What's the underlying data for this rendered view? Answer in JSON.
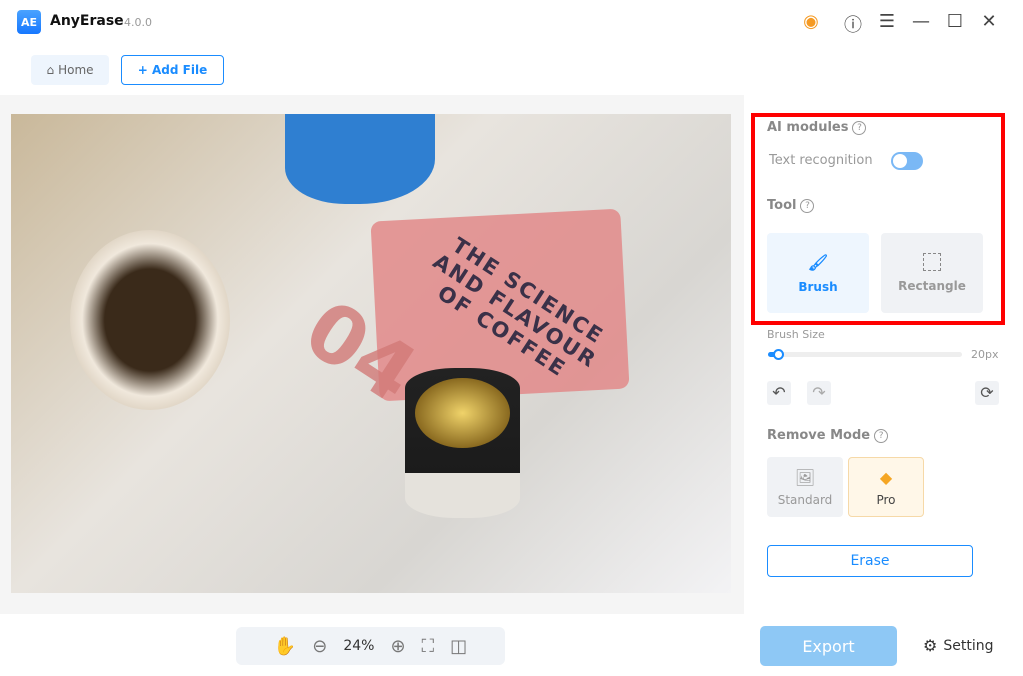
{
  "app": {
    "title": "AnyErase",
    "version": "4.0.0",
    "logo_text": "AE"
  },
  "window_icons": {
    "account": "user-icon",
    "help": "question-icon",
    "menu": "menu-icon",
    "minimize": "minimize-icon",
    "maximize": "maximize-icon",
    "close": "close-icon"
  },
  "nav": {
    "home": "Home",
    "add_file": "+ Add File"
  },
  "photo": {
    "text_lines": [
      "THE SCIENCE",
      "AND FLAVOUR",
      "OF COFFEE"
    ],
    "number": "04"
  },
  "panel": {
    "ai_modules": "AI modules",
    "text_recognition": "Text recognition",
    "text_recognition_on": true,
    "tool": "Tool",
    "tools": [
      {
        "label": "Brush",
        "selected": true
      },
      {
        "label": "Rectangle",
        "selected": false
      }
    ],
    "brush_size_label": "Brush Size",
    "brush_size_value": "20px",
    "brush_size_fraction": 0.05,
    "remove_mode": "Remove Mode",
    "modes": [
      {
        "label": "Standard",
        "selected": false
      },
      {
        "label": "Pro",
        "selected": true
      }
    ],
    "erase": "Erase"
  },
  "zoom": {
    "level": "24%"
  },
  "footer": {
    "export": "Export",
    "setting": "Setting"
  },
  "colors": {
    "accent": "#1a8cff",
    "highlight": "#ff0000"
  }
}
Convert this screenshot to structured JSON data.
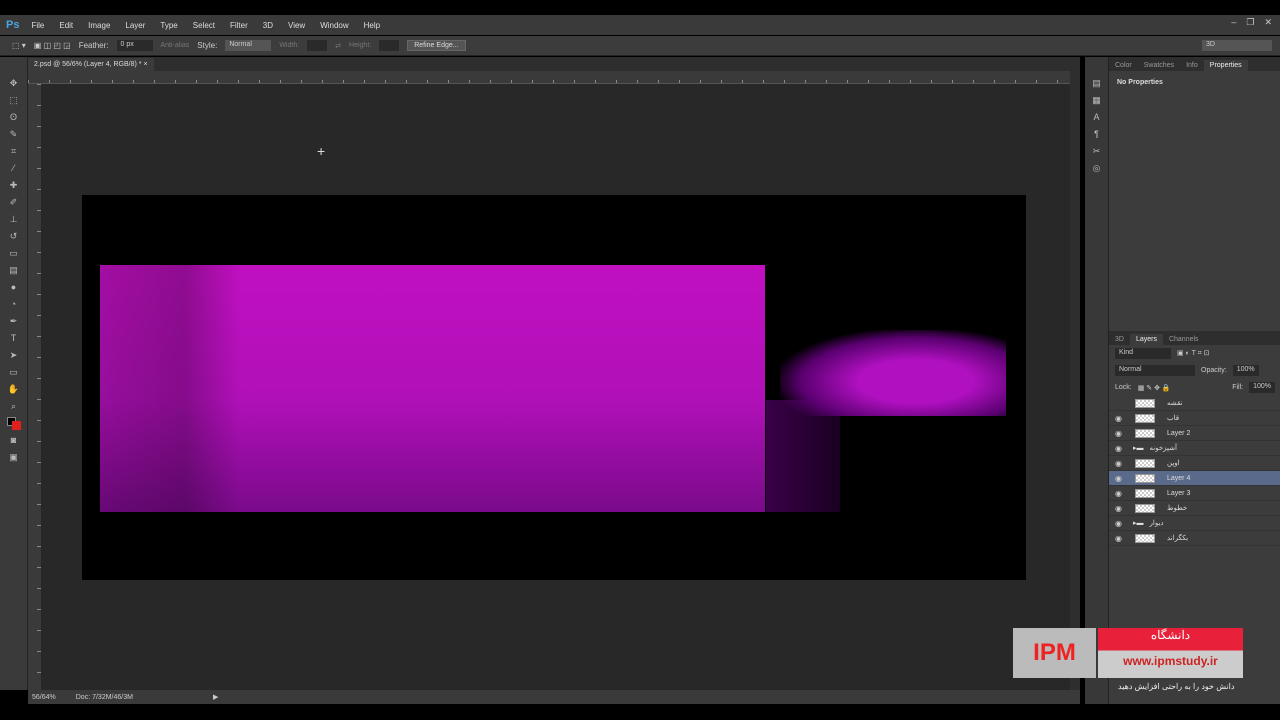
{
  "app": {
    "logo": "Ps"
  },
  "menu": [
    "File",
    "Edit",
    "Image",
    "Layer",
    "Type",
    "Select",
    "Filter",
    "3D",
    "View",
    "Window",
    "Help"
  ],
  "window_controls": [
    "–",
    "❐",
    "✕"
  ],
  "options": {
    "feather_label": "Feather:",
    "feather_value": "0 px",
    "antialias": "Anti-alias",
    "style_label": "Style:",
    "style_value": "Normal",
    "width_label": "Width:",
    "height_label": "Height:",
    "refine": "Refine Edge...",
    "workspace": "3D"
  },
  "document": {
    "tab": "2.psd @ 56/6% (Layer 4, RGB/8) *",
    "close": "×"
  },
  "status": {
    "zoom": "56/64%",
    "doc": "Doc: 7/32M/46/3M"
  },
  "props_tabs": [
    "Color",
    "Swatches",
    "Info",
    "Properties"
  ],
  "props_text": "No Properties",
  "layers_tabs": [
    "3D",
    "Layers",
    "Channels"
  ],
  "layers": {
    "kind": "Kind",
    "blend": "Normal",
    "opacity_label": "Opacity:",
    "opacity": "100%",
    "lock_label": "Lock:",
    "fill_label": "Fill:",
    "fill": "100%",
    "items": [
      {
        "name": "نقشه",
        "visible": false
      },
      {
        "name": "قاب",
        "visible": true
      },
      {
        "name": "Layer 2",
        "visible": true
      },
      {
        "name": "آشپزخونه",
        "visible": true,
        "group": true
      },
      {
        "name": "اوپن",
        "visible": true
      },
      {
        "name": "Layer 4",
        "visible": true,
        "selected": true
      },
      {
        "name": "Layer 3",
        "visible": true
      },
      {
        "name": "خطوط",
        "visible": true
      },
      {
        "name": "دیوار",
        "visible": true,
        "group": true
      },
      {
        "name": "بکگراند",
        "visible": true
      }
    ]
  },
  "watermark": {
    "logo": "IPM",
    "title": "دانشگاه",
    "url": "www.ipmstudy.ir",
    "tagline": "دانش خود را به راحتی افزایش دهید"
  },
  "colors": {
    "magenta": "#c010c0",
    "workspace": "#282828"
  }
}
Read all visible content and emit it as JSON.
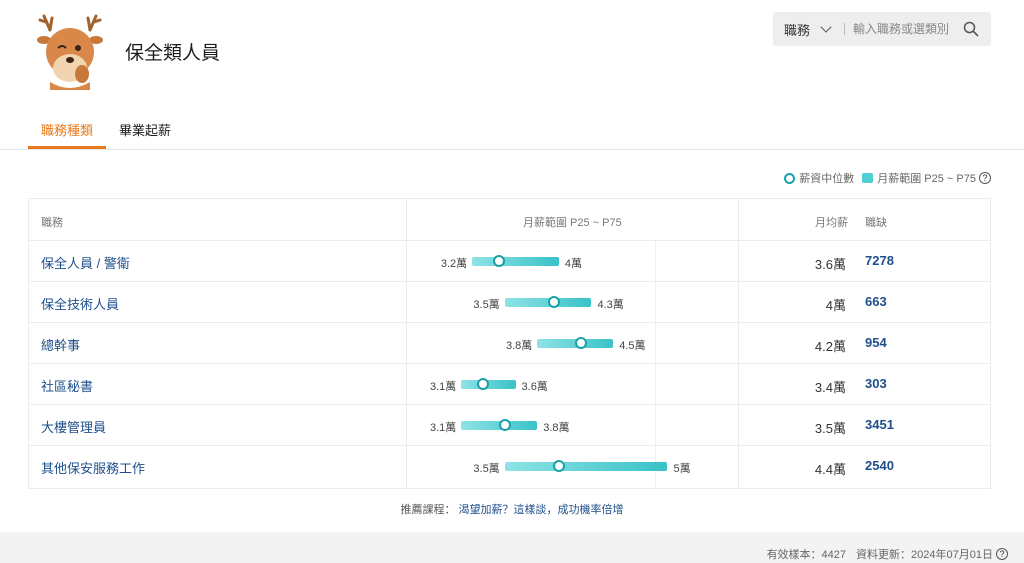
{
  "header": {
    "title": "保全類人員",
    "mascot": "deer-mascot-icon"
  },
  "search": {
    "category": "職務",
    "placeholder": "輸入職務或選類別",
    "icon": "search-icon"
  },
  "tabs": [
    {
      "label": "職務種類",
      "active": true
    },
    {
      "label": "畢業起薪",
      "active": false
    }
  ],
  "legend": {
    "median": "薪資中位數",
    "range": "月薪範圍 P25 ~ P75",
    "help": "?"
  },
  "table": {
    "headers": {
      "job": "職務",
      "range": "月薪範圍 P25 ~ P75",
      "avg": "月均薪",
      "vacancy": "職缺"
    },
    "rows": [
      {
        "job": "保全人員 / 警衛",
        "p25": 3.2,
        "median": 3.45,
        "p75": 4,
        "p25_label": "3.2萬",
        "p75_label": "4萬",
        "avg": "3.6萬",
        "vacancy": "7278"
      },
      {
        "job": "保全技術人員",
        "p25": 3.5,
        "median": 3.95,
        "p75": 4.3,
        "p25_label": "3.5萬",
        "p75_label": "4.3萬",
        "avg": "4萬",
        "vacancy": "663"
      },
      {
        "job": "總幹事",
        "p25": 3.8,
        "median": 4.2,
        "p75": 4.5,
        "p25_label": "3.8萬",
        "p75_label": "4.5萬",
        "avg": "4.2萬",
        "vacancy": "954"
      },
      {
        "job": "社區秘書",
        "p25": 3.1,
        "median": 3.3,
        "p75": 3.6,
        "p25_label": "3.1萬",
        "p75_label": "3.6萬",
        "avg": "3.4萬",
        "vacancy": "303"
      },
      {
        "job": "大樓管理員",
        "p25": 3.1,
        "median": 3.5,
        "p75": 3.8,
        "p25_label": "3.1萬",
        "p75_label": "3.8萬",
        "avg": "3.5萬",
        "vacancy": "3451"
      },
      {
        "job": "其他保安服務工作",
        "p25": 3.5,
        "median": 4.0,
        "p75": 5,
        "p25_label": "3.5萬",
        "p75_label": "5萬",
        "avg": "4.4萬",
        "vacancy": "2540"
      }
    ]
  },
  "course": {
    "label": "推薦課程：",
    "link": "渴望加薪？這樣談，成功機率倍增"
  },
  "footer": {
    "sample": "有效樣本：4427",
    "updated": "資料更新：2024年07月01日",
    "help": "?"
  },
  "colors": {
    "accent": "#e8791a",
    "link": "#1e4f8c",
    "median": "#1aa0a8",
    "bar": "#39c2c7"
  }
}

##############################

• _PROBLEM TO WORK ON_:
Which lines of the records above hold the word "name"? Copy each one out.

• _RESPONSE TO THIS EXERCISE_:
        "name": "نقشه",
        "name": "قاب",
        "name": "Layer 2",
        "name": "آشپزخونه",
        "name": "اوپن",
        "name": "Layer 4",
        "name": "Layer 3",
        "name": "خطوط",
        "name": "دیوار",
        "name": "بکگراند",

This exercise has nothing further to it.